The late Yves Klein’s Monotone-Silence Symphony is scheduled for Jan. 12 at Grace Cathedral in San Francisco. The performance, conducted by Petr Kotik, is free, but the cathedral requires reservations.
Klein (1928-62) was a painter, a leading member of the French artistic movement nouveau réalisme, and a pioneer in performance art, minimal art, and pop art. Klein described Monotone-Silence Symphony as “one unique continuous ‘sound,’ drawn out and deprived of its beginning and of its end, creating a feeling of vertigo and of aspiration outside of time.”
Musicians and singers hold a single continuous tone for 20 minutes, followed by 20 minutes of silence. Klein originally conceived of the work with two friends on a beach in the South of France, around 1947-48, about the same time that John Cage was working on 4’33”, another musical composition incorporating silence and ambient sound.
Klein performed the piece with a small orchestra and chorus in Paris in 1960, although he never realized the work at the full scale he desired before he died of a heart attack two years later at age 34.
A brief biography on The Art Story says of Klein:
For some critics he is a descendent of Marcel Duchamp, a prankster who lampooned settled understandings of painting and opened art up to new media.

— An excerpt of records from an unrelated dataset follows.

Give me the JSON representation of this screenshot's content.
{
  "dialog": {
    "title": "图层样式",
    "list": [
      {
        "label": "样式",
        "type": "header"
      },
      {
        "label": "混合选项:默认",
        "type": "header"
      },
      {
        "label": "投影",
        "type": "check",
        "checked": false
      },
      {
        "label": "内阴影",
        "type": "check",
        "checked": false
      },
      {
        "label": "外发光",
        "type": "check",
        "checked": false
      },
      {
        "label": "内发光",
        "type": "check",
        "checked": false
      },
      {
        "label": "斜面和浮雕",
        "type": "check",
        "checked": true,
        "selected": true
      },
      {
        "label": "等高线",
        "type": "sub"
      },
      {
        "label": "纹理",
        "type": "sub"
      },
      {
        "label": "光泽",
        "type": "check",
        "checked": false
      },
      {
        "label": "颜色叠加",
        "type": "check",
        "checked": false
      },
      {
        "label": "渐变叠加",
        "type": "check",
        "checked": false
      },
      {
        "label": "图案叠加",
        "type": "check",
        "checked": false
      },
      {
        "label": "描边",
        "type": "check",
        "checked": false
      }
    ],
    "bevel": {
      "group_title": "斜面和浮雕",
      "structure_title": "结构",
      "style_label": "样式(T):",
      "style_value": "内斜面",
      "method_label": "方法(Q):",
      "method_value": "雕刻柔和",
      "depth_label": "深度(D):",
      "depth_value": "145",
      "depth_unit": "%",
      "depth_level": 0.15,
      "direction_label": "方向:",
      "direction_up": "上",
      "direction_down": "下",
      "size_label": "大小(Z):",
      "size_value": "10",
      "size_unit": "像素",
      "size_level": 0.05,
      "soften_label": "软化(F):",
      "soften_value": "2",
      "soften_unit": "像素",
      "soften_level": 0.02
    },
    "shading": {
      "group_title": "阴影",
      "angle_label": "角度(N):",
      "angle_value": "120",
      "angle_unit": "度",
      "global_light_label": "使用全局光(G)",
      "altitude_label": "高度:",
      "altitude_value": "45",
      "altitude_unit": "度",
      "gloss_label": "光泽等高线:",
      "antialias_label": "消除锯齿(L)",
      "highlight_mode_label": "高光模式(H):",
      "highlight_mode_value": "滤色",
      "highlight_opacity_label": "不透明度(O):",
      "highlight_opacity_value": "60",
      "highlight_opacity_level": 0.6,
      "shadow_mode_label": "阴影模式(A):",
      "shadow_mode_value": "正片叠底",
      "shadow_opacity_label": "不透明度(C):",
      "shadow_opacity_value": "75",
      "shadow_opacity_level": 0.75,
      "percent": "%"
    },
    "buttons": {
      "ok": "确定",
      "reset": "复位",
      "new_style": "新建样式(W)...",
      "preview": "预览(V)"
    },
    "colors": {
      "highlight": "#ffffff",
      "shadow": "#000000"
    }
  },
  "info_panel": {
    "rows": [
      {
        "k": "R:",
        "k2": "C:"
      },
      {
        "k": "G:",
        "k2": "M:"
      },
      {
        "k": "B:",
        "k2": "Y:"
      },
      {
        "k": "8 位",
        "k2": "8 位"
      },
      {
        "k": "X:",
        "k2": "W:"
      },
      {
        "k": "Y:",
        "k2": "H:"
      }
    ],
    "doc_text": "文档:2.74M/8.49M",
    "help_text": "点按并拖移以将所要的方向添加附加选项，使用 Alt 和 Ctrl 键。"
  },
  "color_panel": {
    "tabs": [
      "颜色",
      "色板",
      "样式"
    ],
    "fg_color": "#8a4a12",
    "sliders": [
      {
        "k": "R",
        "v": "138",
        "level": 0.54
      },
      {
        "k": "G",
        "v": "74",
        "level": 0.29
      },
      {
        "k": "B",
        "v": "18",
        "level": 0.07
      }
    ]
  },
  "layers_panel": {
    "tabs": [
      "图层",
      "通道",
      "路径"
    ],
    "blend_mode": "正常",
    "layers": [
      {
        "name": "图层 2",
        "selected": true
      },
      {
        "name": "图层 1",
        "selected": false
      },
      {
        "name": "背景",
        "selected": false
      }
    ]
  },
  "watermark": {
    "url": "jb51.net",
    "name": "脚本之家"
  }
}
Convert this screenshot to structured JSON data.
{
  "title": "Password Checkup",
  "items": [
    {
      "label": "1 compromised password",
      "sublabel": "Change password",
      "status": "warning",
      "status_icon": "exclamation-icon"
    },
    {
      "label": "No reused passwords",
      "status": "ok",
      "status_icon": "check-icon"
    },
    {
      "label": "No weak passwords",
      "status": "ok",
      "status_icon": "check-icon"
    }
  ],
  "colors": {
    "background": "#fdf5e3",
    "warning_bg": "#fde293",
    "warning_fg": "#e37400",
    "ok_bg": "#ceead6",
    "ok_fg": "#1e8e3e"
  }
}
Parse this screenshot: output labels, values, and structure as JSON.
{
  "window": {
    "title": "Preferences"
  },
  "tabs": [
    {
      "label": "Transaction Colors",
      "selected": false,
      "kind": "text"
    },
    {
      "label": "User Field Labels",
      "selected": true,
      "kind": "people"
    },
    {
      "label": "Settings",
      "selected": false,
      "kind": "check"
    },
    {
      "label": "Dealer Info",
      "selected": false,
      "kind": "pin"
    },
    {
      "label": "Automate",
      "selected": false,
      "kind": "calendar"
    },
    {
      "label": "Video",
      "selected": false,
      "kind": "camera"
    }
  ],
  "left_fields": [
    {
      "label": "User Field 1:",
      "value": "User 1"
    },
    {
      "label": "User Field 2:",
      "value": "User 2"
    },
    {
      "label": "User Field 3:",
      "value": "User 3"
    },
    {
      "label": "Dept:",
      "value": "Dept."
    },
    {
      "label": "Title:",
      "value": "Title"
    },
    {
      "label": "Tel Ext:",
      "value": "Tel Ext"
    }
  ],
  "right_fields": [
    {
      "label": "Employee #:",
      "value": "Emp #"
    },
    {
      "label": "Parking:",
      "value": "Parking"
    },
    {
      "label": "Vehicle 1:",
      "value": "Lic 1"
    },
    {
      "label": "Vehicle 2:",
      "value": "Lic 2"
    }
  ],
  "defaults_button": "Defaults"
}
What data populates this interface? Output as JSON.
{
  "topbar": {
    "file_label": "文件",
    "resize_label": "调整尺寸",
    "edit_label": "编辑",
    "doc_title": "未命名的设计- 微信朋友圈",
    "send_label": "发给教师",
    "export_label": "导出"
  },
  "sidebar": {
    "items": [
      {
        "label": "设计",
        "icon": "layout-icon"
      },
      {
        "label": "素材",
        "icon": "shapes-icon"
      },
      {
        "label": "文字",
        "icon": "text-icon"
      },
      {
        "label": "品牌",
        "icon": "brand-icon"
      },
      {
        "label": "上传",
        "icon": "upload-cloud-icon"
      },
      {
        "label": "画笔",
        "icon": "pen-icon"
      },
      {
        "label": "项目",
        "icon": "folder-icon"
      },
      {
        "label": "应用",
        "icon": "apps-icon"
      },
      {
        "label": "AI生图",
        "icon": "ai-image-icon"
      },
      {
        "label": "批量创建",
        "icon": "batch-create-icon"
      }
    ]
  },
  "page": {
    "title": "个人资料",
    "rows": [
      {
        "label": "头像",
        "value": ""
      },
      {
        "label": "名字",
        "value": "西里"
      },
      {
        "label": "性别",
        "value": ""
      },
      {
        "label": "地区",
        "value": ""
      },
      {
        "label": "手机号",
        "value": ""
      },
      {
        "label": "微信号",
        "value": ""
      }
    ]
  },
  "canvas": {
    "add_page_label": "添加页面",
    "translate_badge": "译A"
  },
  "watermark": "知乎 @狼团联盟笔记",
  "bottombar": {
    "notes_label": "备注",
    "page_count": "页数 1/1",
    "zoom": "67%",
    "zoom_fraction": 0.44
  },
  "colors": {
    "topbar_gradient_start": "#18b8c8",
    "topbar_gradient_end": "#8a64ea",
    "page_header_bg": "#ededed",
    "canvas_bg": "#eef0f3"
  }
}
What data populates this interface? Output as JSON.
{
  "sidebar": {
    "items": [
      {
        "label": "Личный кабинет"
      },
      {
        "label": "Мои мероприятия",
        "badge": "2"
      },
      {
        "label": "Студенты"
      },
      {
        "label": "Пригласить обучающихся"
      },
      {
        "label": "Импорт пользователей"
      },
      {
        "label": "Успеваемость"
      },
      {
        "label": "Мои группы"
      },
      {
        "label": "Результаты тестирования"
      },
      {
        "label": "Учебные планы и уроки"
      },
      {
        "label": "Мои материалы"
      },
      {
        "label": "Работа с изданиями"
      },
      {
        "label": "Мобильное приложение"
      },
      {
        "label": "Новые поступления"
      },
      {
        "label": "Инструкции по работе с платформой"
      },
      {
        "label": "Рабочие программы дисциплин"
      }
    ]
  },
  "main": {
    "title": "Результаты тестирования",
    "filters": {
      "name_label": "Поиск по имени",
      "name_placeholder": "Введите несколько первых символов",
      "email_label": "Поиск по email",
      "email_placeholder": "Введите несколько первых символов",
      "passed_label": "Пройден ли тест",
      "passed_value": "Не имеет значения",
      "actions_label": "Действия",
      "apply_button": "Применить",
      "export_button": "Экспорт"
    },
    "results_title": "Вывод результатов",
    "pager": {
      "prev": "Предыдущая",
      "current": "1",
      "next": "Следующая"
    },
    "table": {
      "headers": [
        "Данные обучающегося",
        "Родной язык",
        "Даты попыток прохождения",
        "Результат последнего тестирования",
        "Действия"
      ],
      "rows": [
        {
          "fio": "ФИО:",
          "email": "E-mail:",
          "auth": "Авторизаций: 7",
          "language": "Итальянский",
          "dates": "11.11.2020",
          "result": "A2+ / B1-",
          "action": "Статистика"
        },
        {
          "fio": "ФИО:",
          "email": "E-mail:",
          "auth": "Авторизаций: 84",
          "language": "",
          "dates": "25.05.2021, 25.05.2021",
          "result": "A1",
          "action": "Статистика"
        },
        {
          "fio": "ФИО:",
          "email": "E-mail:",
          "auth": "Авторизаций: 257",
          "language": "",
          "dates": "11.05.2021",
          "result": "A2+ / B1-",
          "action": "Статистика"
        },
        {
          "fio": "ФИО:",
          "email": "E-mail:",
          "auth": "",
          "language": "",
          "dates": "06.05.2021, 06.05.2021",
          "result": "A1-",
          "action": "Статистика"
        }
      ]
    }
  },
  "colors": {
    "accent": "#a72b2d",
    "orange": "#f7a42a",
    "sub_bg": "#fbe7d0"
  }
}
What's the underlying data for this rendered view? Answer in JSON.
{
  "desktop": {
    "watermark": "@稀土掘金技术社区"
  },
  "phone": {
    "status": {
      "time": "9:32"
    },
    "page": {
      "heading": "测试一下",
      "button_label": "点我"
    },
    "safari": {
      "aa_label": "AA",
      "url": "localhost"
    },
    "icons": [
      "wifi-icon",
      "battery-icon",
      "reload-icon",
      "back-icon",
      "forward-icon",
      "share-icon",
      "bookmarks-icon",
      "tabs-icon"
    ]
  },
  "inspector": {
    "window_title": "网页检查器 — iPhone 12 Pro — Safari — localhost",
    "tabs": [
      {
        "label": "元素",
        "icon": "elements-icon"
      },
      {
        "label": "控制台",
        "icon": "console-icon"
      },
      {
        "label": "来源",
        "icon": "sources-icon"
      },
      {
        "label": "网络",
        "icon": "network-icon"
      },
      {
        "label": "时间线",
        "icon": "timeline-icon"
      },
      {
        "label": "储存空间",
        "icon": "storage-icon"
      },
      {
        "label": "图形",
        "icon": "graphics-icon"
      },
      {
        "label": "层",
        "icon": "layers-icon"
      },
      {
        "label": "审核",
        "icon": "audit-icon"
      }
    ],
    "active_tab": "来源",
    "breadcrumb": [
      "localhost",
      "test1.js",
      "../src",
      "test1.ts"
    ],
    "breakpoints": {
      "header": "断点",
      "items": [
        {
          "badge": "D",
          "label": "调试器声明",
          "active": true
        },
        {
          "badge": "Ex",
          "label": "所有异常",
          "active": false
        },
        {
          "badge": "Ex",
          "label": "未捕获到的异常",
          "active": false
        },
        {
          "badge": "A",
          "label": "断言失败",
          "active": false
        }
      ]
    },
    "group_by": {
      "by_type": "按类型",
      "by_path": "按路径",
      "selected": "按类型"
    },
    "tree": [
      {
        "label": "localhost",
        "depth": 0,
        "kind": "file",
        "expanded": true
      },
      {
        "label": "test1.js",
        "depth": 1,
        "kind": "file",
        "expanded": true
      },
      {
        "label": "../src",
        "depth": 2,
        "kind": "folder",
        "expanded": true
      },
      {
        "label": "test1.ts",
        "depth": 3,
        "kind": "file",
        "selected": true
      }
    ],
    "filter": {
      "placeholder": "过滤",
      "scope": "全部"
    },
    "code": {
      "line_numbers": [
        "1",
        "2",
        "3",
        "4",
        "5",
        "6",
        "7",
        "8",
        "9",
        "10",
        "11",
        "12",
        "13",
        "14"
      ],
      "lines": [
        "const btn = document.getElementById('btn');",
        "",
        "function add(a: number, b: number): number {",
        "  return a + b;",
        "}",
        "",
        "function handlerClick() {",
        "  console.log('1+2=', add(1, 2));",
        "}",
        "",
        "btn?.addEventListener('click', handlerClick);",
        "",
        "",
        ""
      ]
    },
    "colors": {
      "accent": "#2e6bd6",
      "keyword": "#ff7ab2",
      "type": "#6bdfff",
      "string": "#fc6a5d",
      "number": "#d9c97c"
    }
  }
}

Others consider him as a descendant of earlier avant-garde artists such as Kazimir Malevich and Aleksander Rodchenko, who were also attracted to the monochrome. And even in the ways he used performance later on in his career, he is like many artists who rediscovered some of the tactics of earlier avant-gardes in the 1950s and ’60s. Klein might also be compared to his contemporary Joseph Beuys, for, like Beuys, he embraced aspects of Romanticism and mysticism — Klein was intrigued by Eastern religion and Rosicrucianism, and was even influenced by judo. Also like Beuys, many have condemned him as an obscurantist and a charlatan: yet the brevity, wit, and seductive beauty of much of his work continues to inspire.
Randy Kennedy of The New York Times wrote about the symphony in 2013:
Of four performances held in a Paris church during a Klein exhibition at the Pompidou Center in 2007, [Klein archivist Daniel Moquay] said he felt that only one was wholly successful. But it worked so well, he added, that a lovely kind of St. Francis moment occurred.
“The door of the church was open, and a pigeon came in and sat where everyone could see him,” he said. “During the 20-minute silence, he did not move at all. It was kind of incredible. And then when the silence was over, he left.”